Last week, Eric Micheels, assistant professor in the Agricultural and Resource Economics department at the University of Saskatchewan, tweeted a link to his newly-minted dissertation, entitled Market Orientation in Production Agriculture: Measurement, Relationships and Implications.
Now, normally, the word “dissertation” would do little to pique my interest, but Micheels has been vocal through the Earls debacle, and earlier, with A&W. What I like about his tweets and blog, is that they provide an alternate view to the majority of those in the beef industry. They force you to think outside the box, with poignant questions like: “Would a rancher pay more for a certified bull or just a bull where the owner said, ‘trust me, he’s a fertile one’?
So, late last week, I called Micheels to discuss his dissertation, and his thoughts on Earls.
The dissertation, in his words, looks at “the benefits of agricultural producers trying to become more aware of consumer demands for agricultural products”. The research, which focuses on beef production in Illinois, was somewhat surprisingly inspired by the Illinois soybean market.
Micheels told me he was speaking with his advisor at the University of Illinois about food-grade soybeans. In the State, production relies on contracts to specific elevators, and those elevators have particular standards the farmers must strive to meet.
He told me this chain led him to think, ‘could this apply to other agricultural markets?’
Micheels turned his eyes to the beef industry.
The North American beef industry is some movement towards differentiated value chains, with numerous third-party certification bodies to cater to those segregations. They might look at breed characteristics, production practices and/or animal welfare. And producers are taking part in these emerging value chains.
“The economist in me says, ‘well they must have emerged because those producers and those people within those channels thought that those products would better meet the need of a subset of consumers.”
And it seems the producers involved in market-orientation tend to agree.
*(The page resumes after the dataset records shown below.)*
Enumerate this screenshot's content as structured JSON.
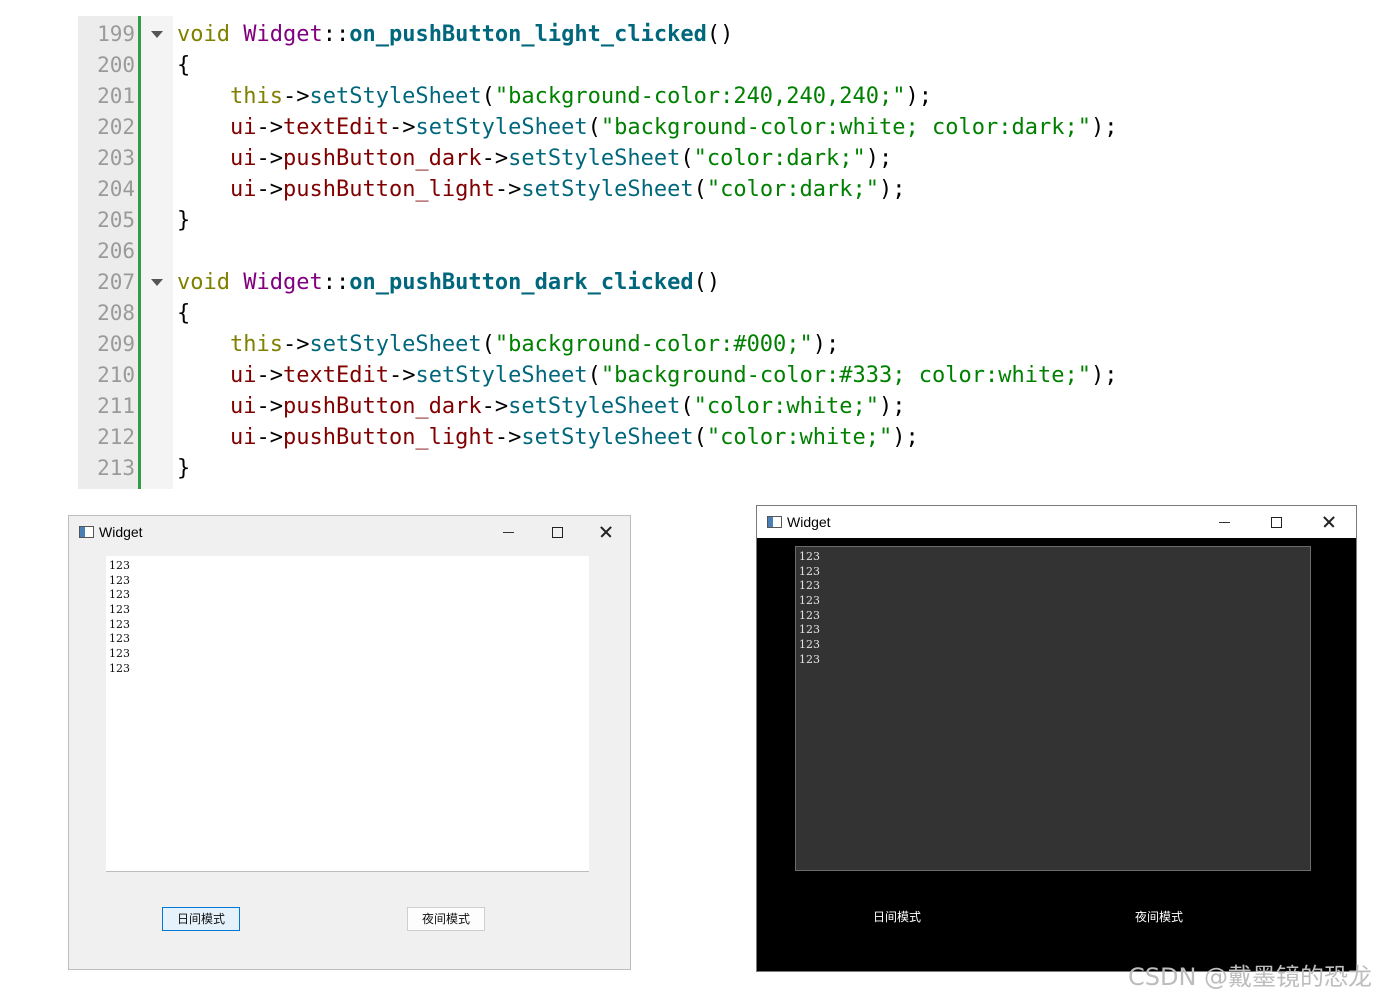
{
  "editor": {
    "lines": [
      {
        "n": "199",
        "fold": true,
        "tokens": [
          [
            "k",
            "void"
          ],
          [
            "",
            ""
          ],
          [
            "cls",
            "Widget"
          ],
          [
            "",
            "::"
          ],
          [
            "fn",
            "on_pushButton_light_clicked"
          ],
          [
            "",
            "()"
          ]
        ]
      },
      {
        "n": "200",
        "fold": false,
        "tokens": [
          [
            "",
            "{"
          ]
        ]
      },
      {
        "n": "201",
        "fold": false,
        "tokens": [
          [
            "",
            "    "
          ],
          [
            "kw",
            "this"
          ],
          [
            "",
            "->"
          ],
          [
            "call",
            "setStyleSheet"
          ],
          [
            "",
            "("
          ],
          [
            "str",
            "\"background-color:240,240,240;\""
          ],
          [
            "",
            ");"
          ]
        ]
      },
      {
        "n": "202",
        "fold": false,
        "tokens": [
          [
            "",
            "    "
          ],
          [
            "mem",
            "ui"
          ],
          [
            "",
            "->"
          ],
          [
            "mem",
            "textEdit"
          ],
          [
            "",
            "->"
          ],
          [
            "call",
            "setStyleSheet"
          ],
          [
            "",
            "("
          ],
          [
            "str",
            "\"background-color:white; color:dark;\""
          ],
          [
            "",
            ");"
          ]
        ]
      },
      {
        "n": "203",
        "fold": false,
        "tokens": [
          [
            "",
            "    "
          ],
          [
            "mem",
            "ui"
          ],
          [
            "",
            "->"
          ],
          [
            "mem",
            "pushButton_dark"
          ],
          [
            "",
            "->"
          ],
          [
            "call",
            "setStyleSheet"
          ],
          [
            "",
            "("
          ],
          [
            "str",
            "\"color:dark;\""
          ],
          [
            "",
            ");"
          ]
        ]
      },
      {
        "n": "204",
        "fold": false,
        "tokens": [
          [
            "",
            "    "
          ],
          [
            "mem",
            "ui"
          ],
          [
            "",
            "->"
          ],
          [
            "mem",
            "pushButton_light"
          ],
          [
            "",
            "->"
          ],
          [
            "call",
            "setStyleSheet"
          ],
          [
            "",
            "("
          ],
          [
            "str",
            "\"color:dark;\""
          ],
          [
            "",
            ");"
          ]
        ]
      },
      {
        "n": "205",
        "fold": false,
        "tokens": [
          [
            "",
            "}"
          ]
        ]
      },
      {
        "n": "206",
        "fold": false,
        "tokens": []
      },
      {
        "n": "207",
        "fold": true,
        "tokens": [
          [
            "k",
            "void"
          ],
          [
            "",
            ""
          ],
          [
            "cls",
            "Widget"
          ],
          [
            "",
            "::"
          ],
          [
            "fn",
            "on_pushButton_dark_clicked"
          ],
          [
            "",
            "()"
          ]
        ]
      },
      {
        "n": "208",
        "fold": false,
        "tokens": [
          [
            "",
            "{"
          ]
        ]
      },
      {
        "n": "209",
        "fold": false,
        "tokens": [
          [
            "",
            "    "
          ],
          [
            "kw",
            "this"
          ],
          [
            "",
            "->"
          ],
          [
            "call",
            "setStyleSheet"
          ],
          [
            "",
            "("
          ],
          [
            "str",
            "\"background-color:#000;\""
          ],
          [
            "",
            ");"
          ]
        ]
      },
      {
        "n": "210",
        "fold": false,
        "tokens": [
          [
            "",
            "    "
          ],
          [
            "mem",
            "ui"
          ],
          [
            "",
            "->"
          ],
          [
            "mem",
            "textEdit"
          ],
          [
            "",
            "->"
          ],
          [
            "call",
            "setStyleSheet"
          ],
          [
            "",
            "("
          ],
          [
            "str",
            "\"background-color:#333; color:white;\""
          ],
          [
            "",
            ");"
          ]
        ]
      },
      {
        "n": "211",
        "fold": false,
        "tokens": [
          [
            "",
            "    "
          ],
          [
            "mem",
            "ui"
          ],
          [
            "",
            "->"
          ],
          [
            "mem",
            "pushButton_dark"
          ],
          [
            "",
            "->"
          ],
          [
            "call",
            "setStyleSheet"
          ],
          [
            "",
            "("
          ],
          [
            "str",
            "\"color:white;\""
          ],
          [
            "",
            ");"
          ]
        ]
      },
      {
        "n": "212",
        "fold": false,
        "tokens": [
          [
            "",
            "    "
          ],
          [
            "mem",
            "ui"
          ],
          [
            "",
            "->"
          ],
          [
            "mem",
            "pushButton_light"
          ],
          [
            "",
            "->"
          ],
          [
            "call",
            "setStyleSheet"
          ],
          [
            "",
            "("
          ],
          [
            "str",
            "\"color:white;\""
          ],
          [
            "",
            ");"
          ]
        ]
      },
      {
        "n": "213",
        "fold": false,
        "tokens": [
          [
            "",
            "}"
          ]
        ]
      }
    ]
  },
  "light_window": {
    "title": "Widget",
    "text_lines": [
      "123",
      "123",
      "123",
      "123",
      "123",
      "123",
      "123",
      "123"
    ],
    "day_button": "日间模式",
    "night_button": "夜间模式"
  },
  "dark_window": {
    "title": "Widget",
    "text_lines": [
      "123",
      "123",
      "123",
      "123",
      "123",
      "123",
      "123",
      "123"
    ],
    "day_button": "日间模式",
    "night_button": "夜间模式"
  },
  "watermark": "CSDN @戴墨镜的恐龙",
  "colors": {
    "gutter_marker": "#2f9e44",
    "light_bg": "#f0f0f0",
    "dark_bg": "#000000",
    "dark_textedit": "#333333",
    "focus_border": "#0078d7"
  }
}
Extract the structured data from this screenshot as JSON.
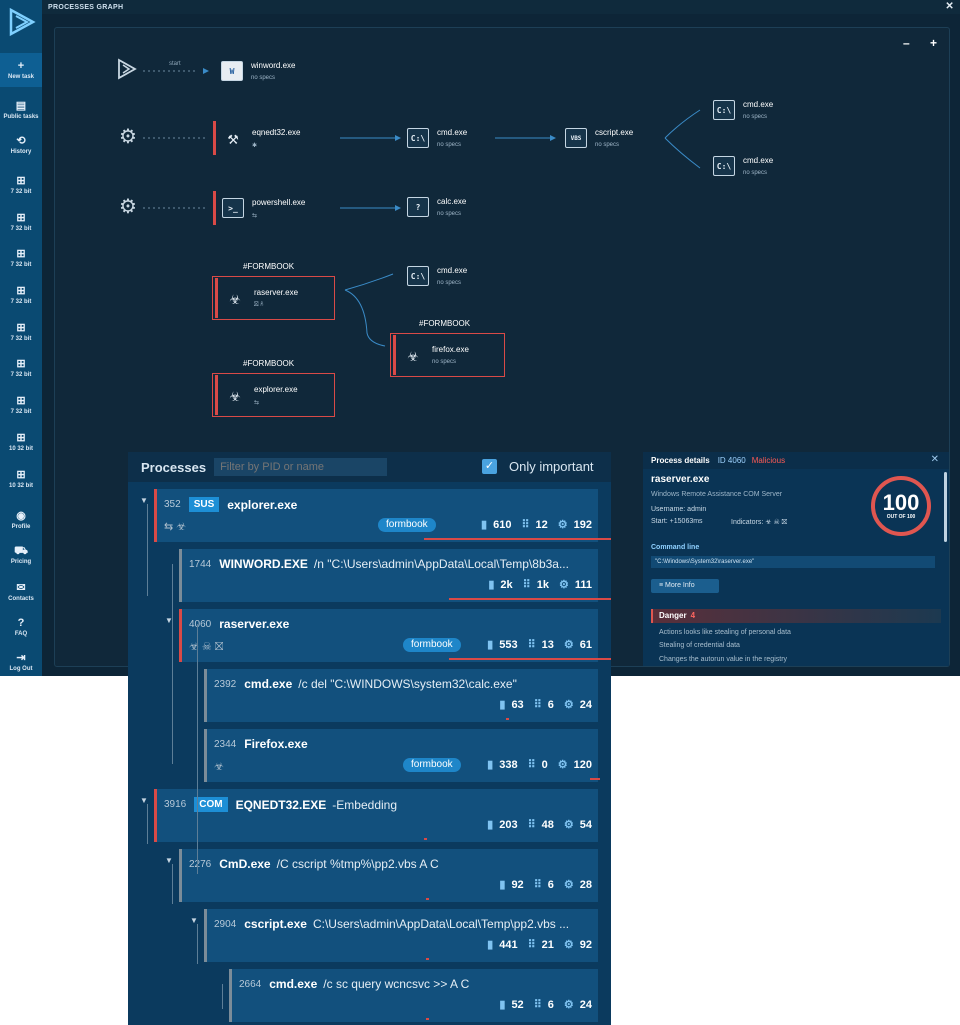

In the over 300 surveys received, the research team “found that those producers who were more market-oriented perceived their performance to be better as a result.”
The producers who were more supply-push oriented, or who were not involved in value chains, responded that their performance “met expectations,” Micheels told me.
But what does this all mean to the writer behind it?
“I think one of the main findings is that we ignore the end user at our peril,” said Micheel. “I guess, if you’re happy with average profits, then you know, keep doing what you’re doing. But, I think there’s an opportunity to meet the needs of consumers.”
I couldn’t help but ask, then, how he felt about the Canadian beef industry’s initial response to Earls, considering the company’s original desire (according to them) was to source “Certified Humane.”
He said he was puzzled.
“Value chains work best when we understand the needs of our buyer, and help our buyer meet the needs of their buyer…For the industry, their buyer is Earls — Earls is their customer. And the industry is essentially telling Earls, ‘your needs don’t matter.'”
Micheels believes that there is some work that could be done on creating and allowing multiple value chains in the industry, to offer different values to a heterogenous consumer base. He also believes there needs to be a greater understanding of other consumers’ purchasing decisions, and that we have to realize that agricultural producers are input-suppliers.
“We have to understand that what we produce, consumers don’t necessarily buy that. They buy the final product and they want to have a connection — they want to understand that farmer, but they also want that farmer to understand them.”